Report all lines below with the word "JSON".

==================================================

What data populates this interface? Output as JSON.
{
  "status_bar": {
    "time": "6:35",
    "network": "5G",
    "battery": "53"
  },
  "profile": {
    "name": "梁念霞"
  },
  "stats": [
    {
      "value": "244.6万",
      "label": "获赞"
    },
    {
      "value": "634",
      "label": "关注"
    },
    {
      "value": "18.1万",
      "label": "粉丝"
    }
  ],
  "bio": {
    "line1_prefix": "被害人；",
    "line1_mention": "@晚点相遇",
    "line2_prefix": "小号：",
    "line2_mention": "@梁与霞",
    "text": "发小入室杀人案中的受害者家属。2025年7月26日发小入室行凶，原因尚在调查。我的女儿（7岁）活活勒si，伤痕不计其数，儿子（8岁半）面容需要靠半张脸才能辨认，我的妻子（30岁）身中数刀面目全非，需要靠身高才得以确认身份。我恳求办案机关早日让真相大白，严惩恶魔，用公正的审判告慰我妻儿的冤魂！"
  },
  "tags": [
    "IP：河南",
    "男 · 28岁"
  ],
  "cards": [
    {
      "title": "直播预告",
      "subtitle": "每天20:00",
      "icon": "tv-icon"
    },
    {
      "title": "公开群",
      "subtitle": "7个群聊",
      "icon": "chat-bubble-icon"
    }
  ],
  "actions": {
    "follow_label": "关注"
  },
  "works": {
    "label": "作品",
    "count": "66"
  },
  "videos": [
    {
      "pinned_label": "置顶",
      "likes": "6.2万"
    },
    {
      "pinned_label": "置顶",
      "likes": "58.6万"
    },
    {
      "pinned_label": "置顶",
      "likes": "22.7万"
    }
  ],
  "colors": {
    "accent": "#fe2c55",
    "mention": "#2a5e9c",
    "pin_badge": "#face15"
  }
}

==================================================

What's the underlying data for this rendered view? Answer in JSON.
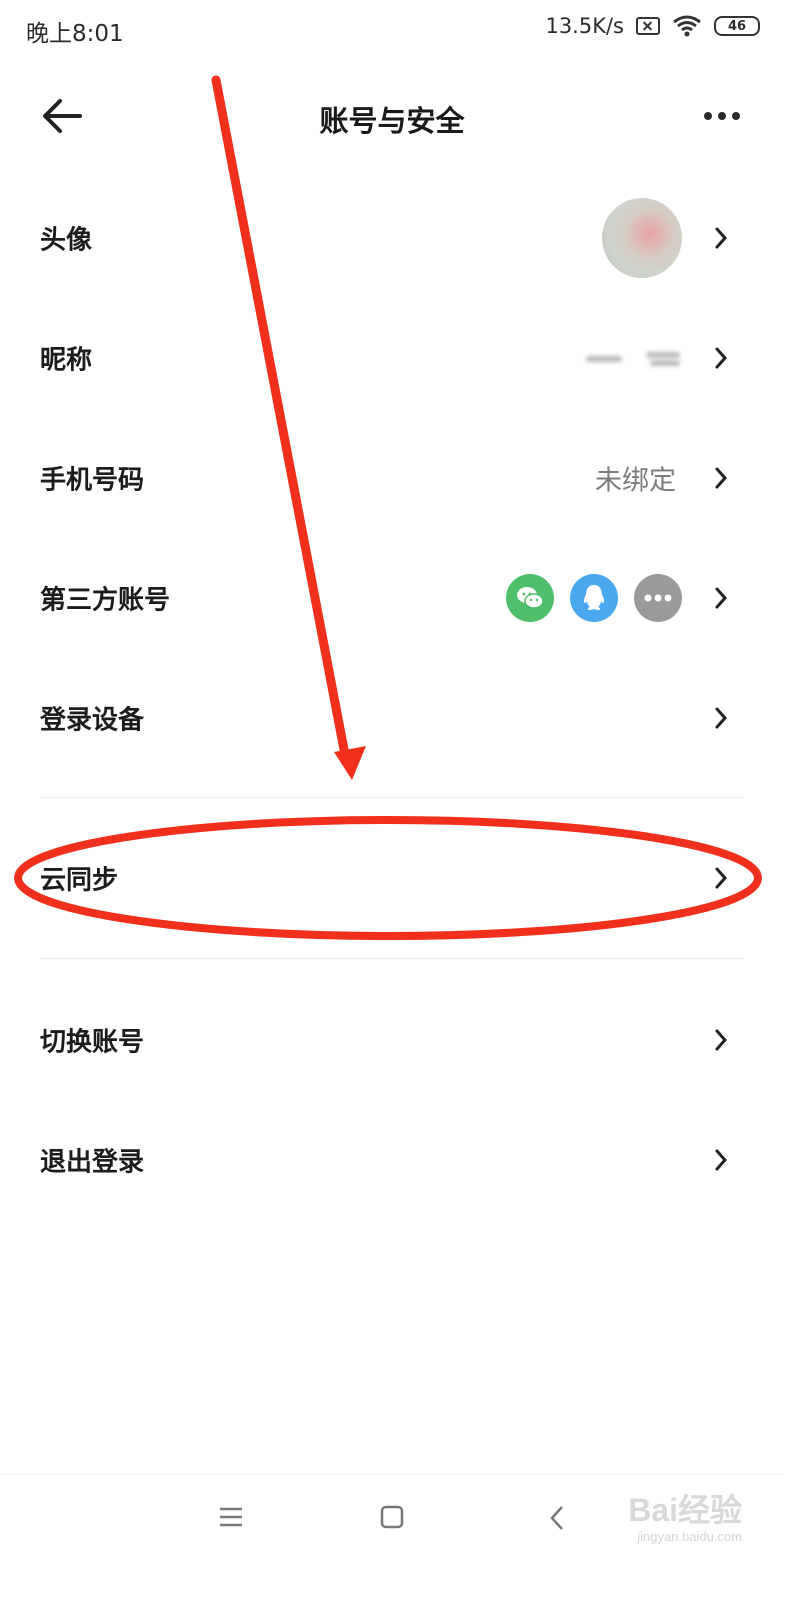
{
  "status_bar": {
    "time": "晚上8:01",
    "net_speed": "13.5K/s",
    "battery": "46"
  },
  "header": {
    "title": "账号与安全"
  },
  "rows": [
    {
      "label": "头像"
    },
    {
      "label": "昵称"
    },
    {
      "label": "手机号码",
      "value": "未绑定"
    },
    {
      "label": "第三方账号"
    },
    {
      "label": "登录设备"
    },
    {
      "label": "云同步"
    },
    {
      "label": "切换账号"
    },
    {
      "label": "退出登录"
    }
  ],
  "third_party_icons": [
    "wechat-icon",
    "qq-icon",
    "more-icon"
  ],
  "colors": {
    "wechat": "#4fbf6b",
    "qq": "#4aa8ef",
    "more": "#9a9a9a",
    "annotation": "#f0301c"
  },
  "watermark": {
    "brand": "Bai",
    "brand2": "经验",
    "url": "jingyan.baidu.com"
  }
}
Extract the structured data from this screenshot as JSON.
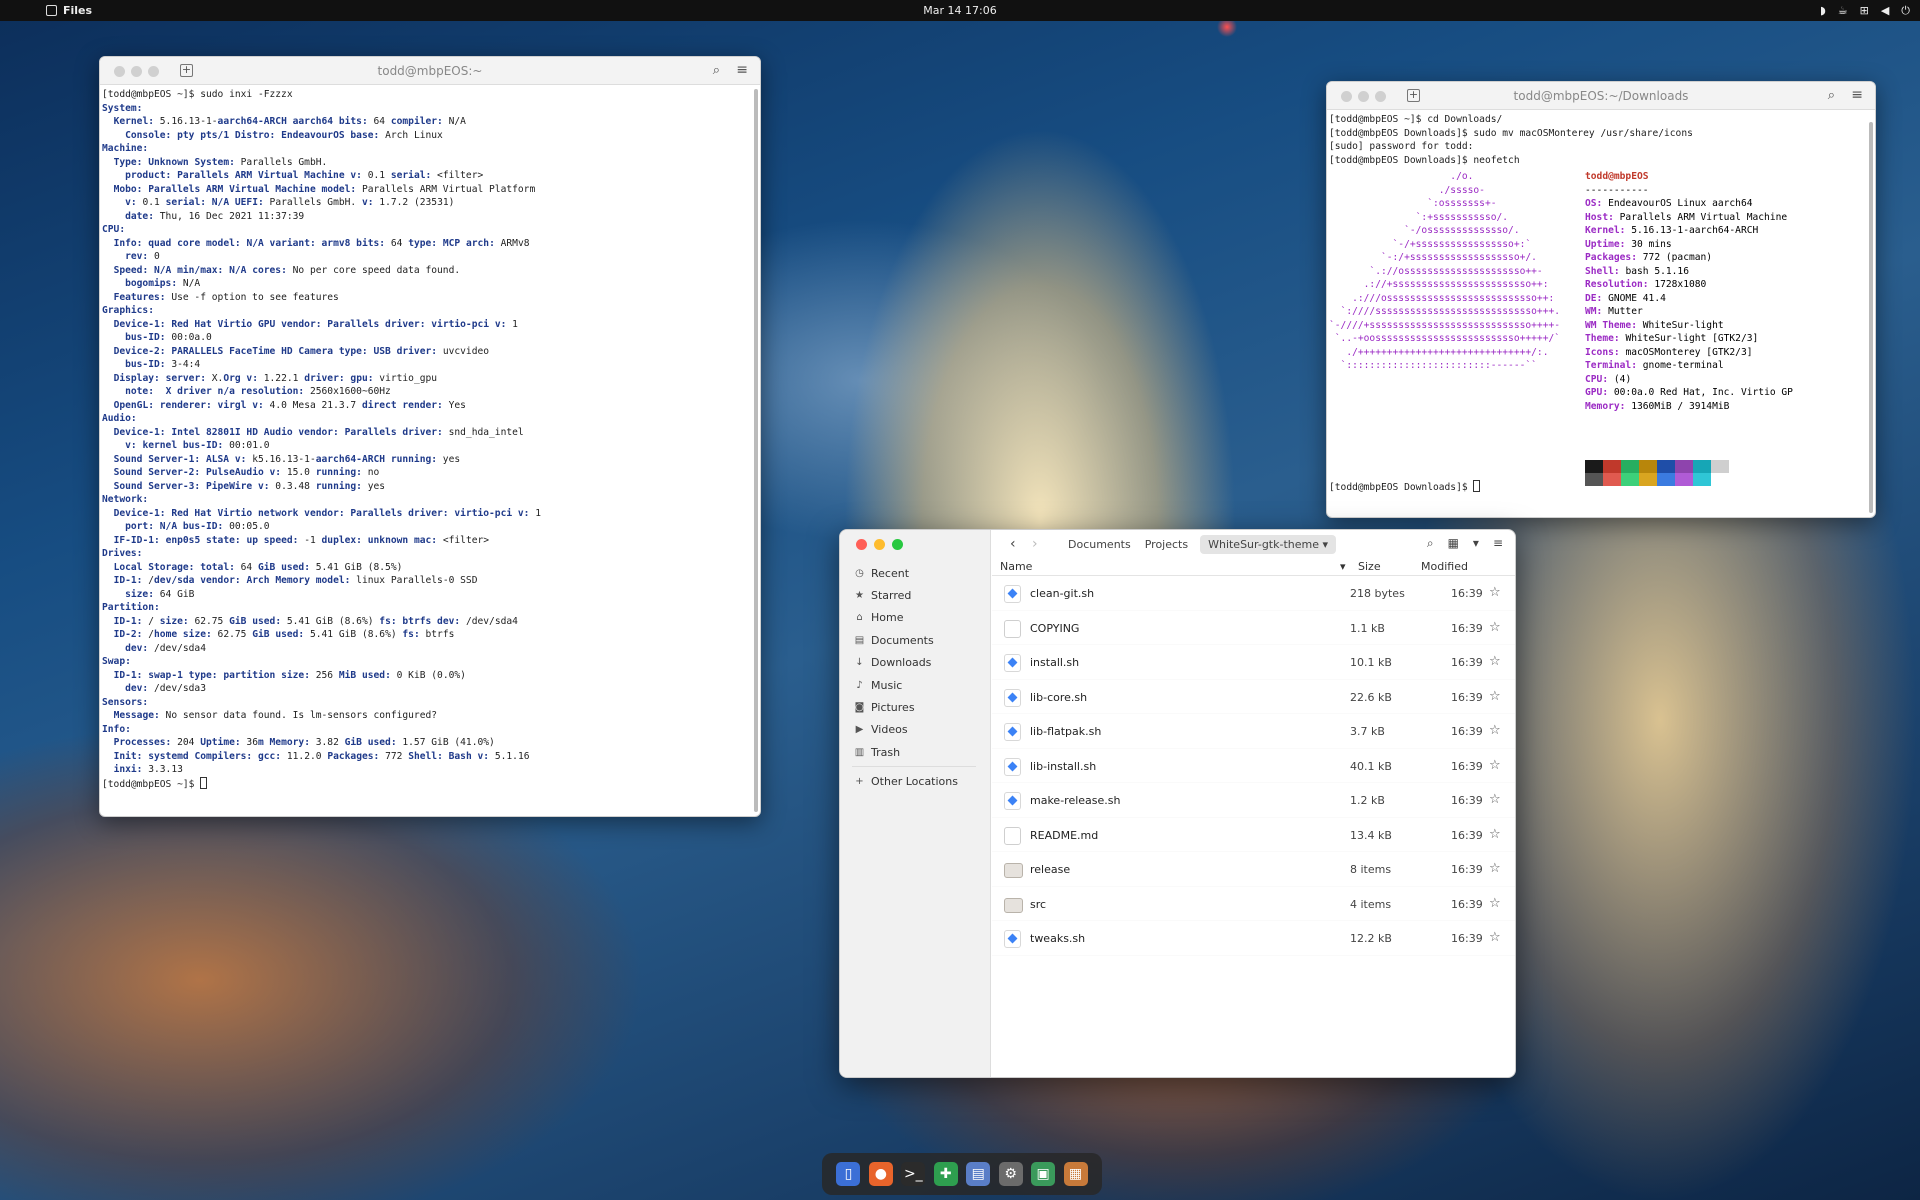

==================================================

**REPLY TO THE TASK**.
What data populates this interface? Output as JSON.
What's the underlying data for this rendered view? Answer in JSON.
Extract the structured data from this screenshot as JSON.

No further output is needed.